Word for word, print each record, dropping any image it holds.

Website and app data records

_ _ _ _ _

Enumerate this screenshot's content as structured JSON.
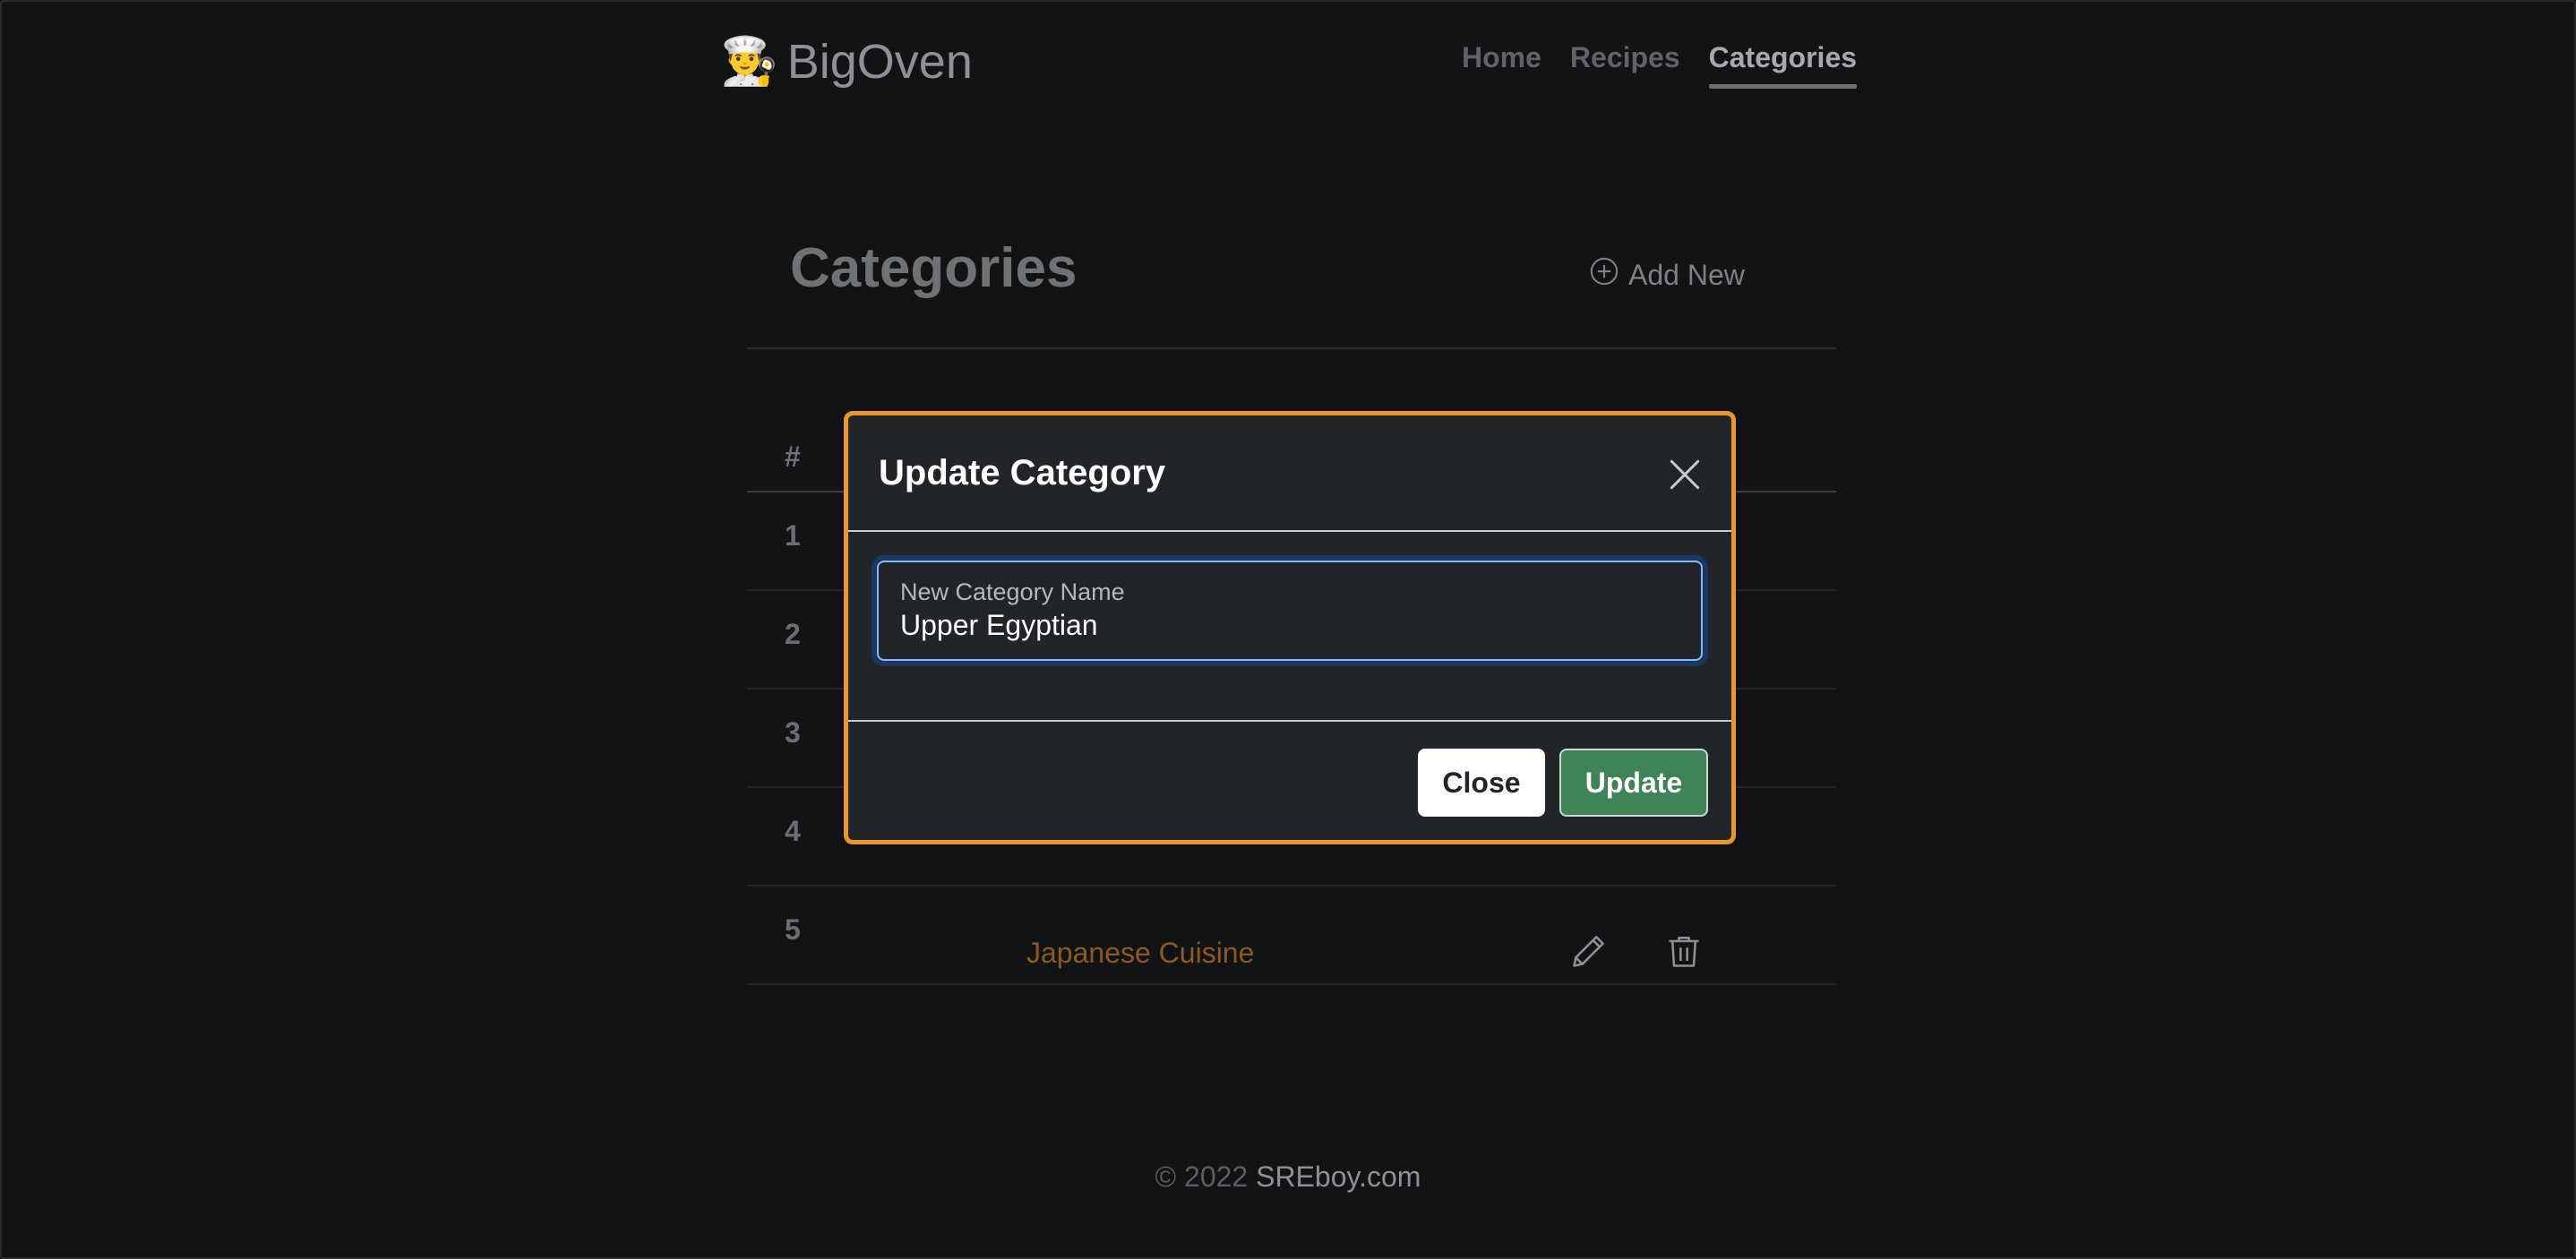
{
  "header": {
    "brand_icon": "👨‍🍳",
    "brand_name": "BigOven",
    "nav": [
      {
        "label": "Home",
        "active": false
      },
      {
        "label": "Recipes",
        "active": false
      },
      {
        "label": "Categories",
        "active": true
      }
    ]
  },
  "page": {
    "title": "Categories",
    "add_new_label": "Add New",
    "table": {
      "columns": [
        "#"
      ],
      "rows": [
        {
          "index": "1",
          "name": ""
        },
        {
          "index": "2",
          "name": ""
        },
        {
          "index": "3",
          "name": ""
        },
        {
          "index": "4",
          "name": ""
        },
        {
          "index": "5",
          "name": "Japanese Cuisine"
        }
      ]
    }
  },
  "modal": {
    "title": "Update Category",
    "field_label": "New Category Name",
    "field_value": "Upper Egyptian",
    "close_label": "Close",
    "update_label": "Update"
  },
  "footer": {
    "copyright": "© 2022",
    "site": "SREboy.com"
  },
  "colors": {
    "modal_border": "#e9962e",
    "update_button": "#3f8456",
    "category_link": "#8a5a22",
    "focus_ring": "#86b7fe"
  },
  "icons": [
    "chef-icon",
    "plus-circle-icon",
    "pencil-icon",
    "trash-icon",
    "close-icon"
  ]
}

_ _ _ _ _

Written solution
Enumerate this screenshot's content as structured JSON.
{
  "header": {
    "brand_icon": "👨‍🍳",
    "brand_name": "BigOven",
    "nav": [
      {
        "label": "Home",
        "active": false
      },
      {
        "label": "Recipes",
        "active": false
      },
      {
        "label": "Categories",
        "active": true
      }
    ]
  },
  "page": {
    "title": "Categories",
    "add_new_label": "Add New",
    "table": {
      "columns": [
        "#"
      ],
      "rows": [
        {
          "index": "1",
          "name": ""
        },
        {
          "index": "2",
          "name": ""
        },
        {
          "index": "3",
          "name": ""
        },
        {
          "index": "4",
          "name": ""
        },
        {
          "index": "5",
          "name": "Japanese Cuisine"
        }
      ]
    }
  },
  "modal": {
    "title": "Update Category",
    "field_label": "New Category Name",
    "field_value": "Upper Egyptian",
    "close_label": "Close",
    "update_label": "Update"
  },
  "footer": {
    "copyright": "© 2022",
    "site": "SREboy.com"
  },
  "colors": {
    "modal_border": "#e9962e",
    "update_button": "#3f8456",
    "category_link": "#8a5a22",
    "focus_ring": "#86b7fe"
  },
  "icons": [
    "chef-icon",
    "plus-circle-icon",
    "pencil-icon",
    "trash-icon",
    "close-icon"
  ]
}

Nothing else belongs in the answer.